All that can learned from this aside into speculative hermeneutics is that faith is my saving grace. If faith in Christ is salvation in the next life for Christians as a completion of the Old Law of Anxiety, then faith in myself must be my salvation for life here on earth. Leviticus might have been infinitely extended, but all law would pale in comparison to God’s gift of himself to mankind. Indeed, my worries might be infinitely extended, but all anxiety, precaution, fear, and doubt pale in comparison to my gift of love to myself. There is no certitude which will win my love, just as there was no law which could win the Jews salvation. For this reason Christ is said to have saved all the Jews, who burnt in Hell (Luke 16:23) – this “harrowing” of or descent into Hell was to save all the righteous who could never have saved themselves – to be saved is a matter delivered from on high alone, and no amount of commandments can change that fact.

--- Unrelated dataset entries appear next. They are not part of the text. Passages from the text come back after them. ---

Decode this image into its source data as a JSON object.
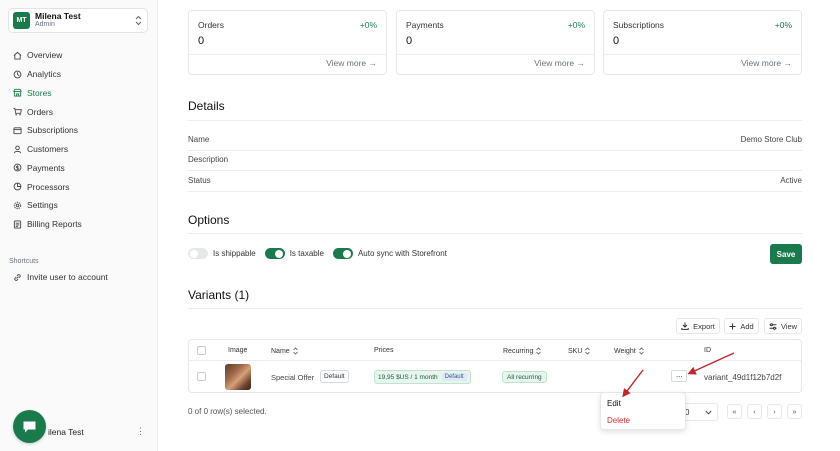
{
  "org": {
    "initials": "MT",
    "name": "Milena Test",
    "role": "Admin"
  },
  "nav": {
    "items": [
      {
        "label": "Overview",
        "icon": "home-icon"
      },
      {
        "label": "Analytics",
        "icon": "analytics-icon"
      },
      {
        "label": "Stores",
        "icon": "store-icon",
        "active": true
      },
      {
        "label": "Orders",
        "icon": "cart-icon"
      },
      {
        "label": "Subscriptions",
        "icon": "subscriptions-icon"
      },
      {
        "label": "Customers",
        "icon": "customers-icon"
      },
      {
        "label": "Payments",
        "icon": "payments-icon"
      },
      {
        "label": "Processors",
        "icon": "processors-icon"
      },
      {
        "label": "Settings",
        "icon": "settings-icon"
      },
      {
        "label": "Billing Reports",
        "icon": "billing-icon"
      }
    ]
  },
  "shortcuts": {
    "label": "Shortcuts",
    "items": [
      {
        "label": "Invite user to account",
        "icon": "link-icon"
      }
    ]
  },
  "user": {
    "name": "ilena Test",
    "menu": "⋮"
  },
  "stats": [
    {
      "title": "Orders",
      "change": "+0%",
      "value": "0",
      "link": "View more →"
    },
    {
      "title": "Payments",
      "change": "+0%",
      "value": "0",
      "link": "View more →"
    },
    {
      "title": "Subscriptions",
      "change": "+0%",
      "value": "0",
      "link": "View more →"
    }
  ],
  "details": {
    "title": "Details",
    "rows": [
      {
        "label": "Name",
        "value": "Demo Store Club"
      },
      {
        "label": "Description",
        "value": ""
      },
      {
        "label": "Status",
        "value": "Active"
      }
    ]
  },
  "options": {
    "title": "Options",
    "toggles": [
      {
        "label": "Is shippable",
        "on": false
      },
      {
        "label": "Is taxable",
        "on": true
      },
      {
        "label": "Auto sync with Storefront",
        "on": true
      }
    ],
    "save_label": "Save"
  },
  "variants": {
    "title": "Variants (1)",
    "toolbar": {
      "export": "Export",
      "add": "Add",
      "view": "View"
    },
    "columns": {
      "image": "Image",
      "name": "Name",
      "prices": "Prices",
      "recurring": "Recurring",
      "sku": "SKU",
      "weight": "Weight",
      "id": "ID"
    },
    "row": {
      "name": "Special Offer",
      "name_badge": "Default",
      "price": "19,95 $US / 1 month",
      "price_badge": "Default",
      "recurring": "All recurring",
      "sku": "",
      "weight": "",
      "id": "variant_49d1f12b7d2f",
      "more": "···"
    },
    "selected": "0 of 0 row(s) selected.",
    "page_size": "0",
    "pager": {
      "first": "«",
      "prev": "‹",
      "next": "›",
      "last": "»"
    }
  },
  "row_menu": {
    "edit": "Edit",
    "delete": "Delete"
  },
  "colors": {
    "accent": "#1a7a4c",
    "danger": "#d12f2f",
    "annotation": "#c0262a"
  }
}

So too must I, no, must we all, descend into ourselves in our subjectivity to overcome our worries. There is no “this,” no injunction, no precept, no command, no artifice, no construct, no corporeality which will save me. No amount of worrying and thought will ever keep me safe, for safety is lived, not thought. No, there is neither any amount of thought which will let me live, for a life lived only in thought is no life at all. To clear away at the overgrowth, then, is to set the soul free from the chains of the Old Law through self-descent, self-introjection, and an ongoing process of self-transformation. It is, in other words, to embrace one’s own private law of love: love of self, love of neighbor, and love of the world. Where before inferiority and self-disgust struck at my sciatic, my Gid Hanasheh hurt in an interior struggle against an angel, now must I be transfigured, from Old to New, from anxiety to love, from Jacob to Israel, from a boy to a man living in the radiant light of love.